In the Mount Rushmore of American baseball, you’ll find a number of legendary batters of yesteryear that would not feel out of place when you compare their names side by side — Babe Ruth, Ty Cobb, and Stan Musial comes to mind. To round off this legendary quartet, we’d put forth that Hank Aaron should most certainly be included as one of the greatest baseball players in Major League Baseball (MLB) history.
And while Jackie Robinson may have paved the way for players like Aaron to compete in top-level competitions in the first place, it goes without saying that the legendary batter’s own achievement has cemented his place within the ranks of the aforementioned group.
The Hammer AKA Hammerin’ Hank
Born Henry Louis Aaron on February 5, 1934, in Mobile, Alabama, Hank Aaron began his professional career in the all-time classic American game in 1952. He began his journey to legendary status by playing shortstop for a few months with the Indianapolis Clowns of the Negro American League before making his way to the MLB.
The right-hander’s contract was then bought by the Boston Braves of the National League, and he was assigned to the minor league teams — where he played for until 1954 when he was moved up to the majors.
At the start of his career in the majors, Hank Aaron played mostly as an outfielder for the Braves — at this point, the team had moved to Milwaukee, Wisconsin. And in a mere two years in 1956, he won the league batting championship with an impressive average of .328.
The following year, Aaron was named the league’s MVP as he led his team to victory in the World Series.
And by the end of 1965, the Braves had moved to Atlanta in Georgia. At this point in a stellar career, Aaron had already been steadily climbing up the ranks in terms of hitting home runs — hitting his 398th to commemorate the team’s move to a new city.
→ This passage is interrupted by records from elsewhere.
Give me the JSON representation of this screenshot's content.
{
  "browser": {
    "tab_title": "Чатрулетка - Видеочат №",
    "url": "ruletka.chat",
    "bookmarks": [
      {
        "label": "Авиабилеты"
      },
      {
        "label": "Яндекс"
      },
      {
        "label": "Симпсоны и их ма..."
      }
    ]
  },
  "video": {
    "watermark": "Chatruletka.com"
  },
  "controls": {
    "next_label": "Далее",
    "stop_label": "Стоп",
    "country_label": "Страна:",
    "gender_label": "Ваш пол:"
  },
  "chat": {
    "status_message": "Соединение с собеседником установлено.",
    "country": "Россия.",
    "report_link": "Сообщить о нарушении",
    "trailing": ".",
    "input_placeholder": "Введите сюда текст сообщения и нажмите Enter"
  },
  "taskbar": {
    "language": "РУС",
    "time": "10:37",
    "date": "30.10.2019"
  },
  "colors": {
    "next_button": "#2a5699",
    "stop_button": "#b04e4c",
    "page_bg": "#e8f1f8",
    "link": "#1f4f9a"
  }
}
By April 8, 1974, Hank Aaron hit his 715th home run, finally surpassing Babe Ruth’s record which had held firm since 1935.
After this season, Aaron was traded to the Milwaukee Brewers, who were at that time still in the American League. Following two seasons with the Brewers, Aaron retired and rejoined his old team as an executive.
For all of his exceptional achievements throughout a fabled career, Hank Aaron was entered into the Baseball Hall of Fame in 1982. And similar to the Black baseball pioneer, Jackie Robinson, Hank Aaron also received the Presidential Medal of Freedom in 2002.
In baseball, Aaron’s batting records included totals of 1,477 extra-base hits and 2,297 runs batted in. The aforementioned home run record of 755 was finally broken by Barry Bonds in 2007 clocking in at 762 home runs. Other notable career statistics for the baseball Hall of Famer included 2,174 runs scored, which is only second to Ty Cobb. Whereas, his 12,364 times at bat came in second just behind Pete Rose. Finally, Hank Aaron’s hit total of 3,771 was by far one of the most impressive feats of his career and was exceeded only by those of Cobb and Rose.
With a lifetime batting average was .305, it’s certainly hard to argue against placing Hank Aaron within the ranks of anything but the greats. Coupled with a career spanning across 23 seasons, we’d argue that Hank Aaron more than deserves to stand side by side with the other legends in Babe Ruth, Ty Cobb, and Stan Musial.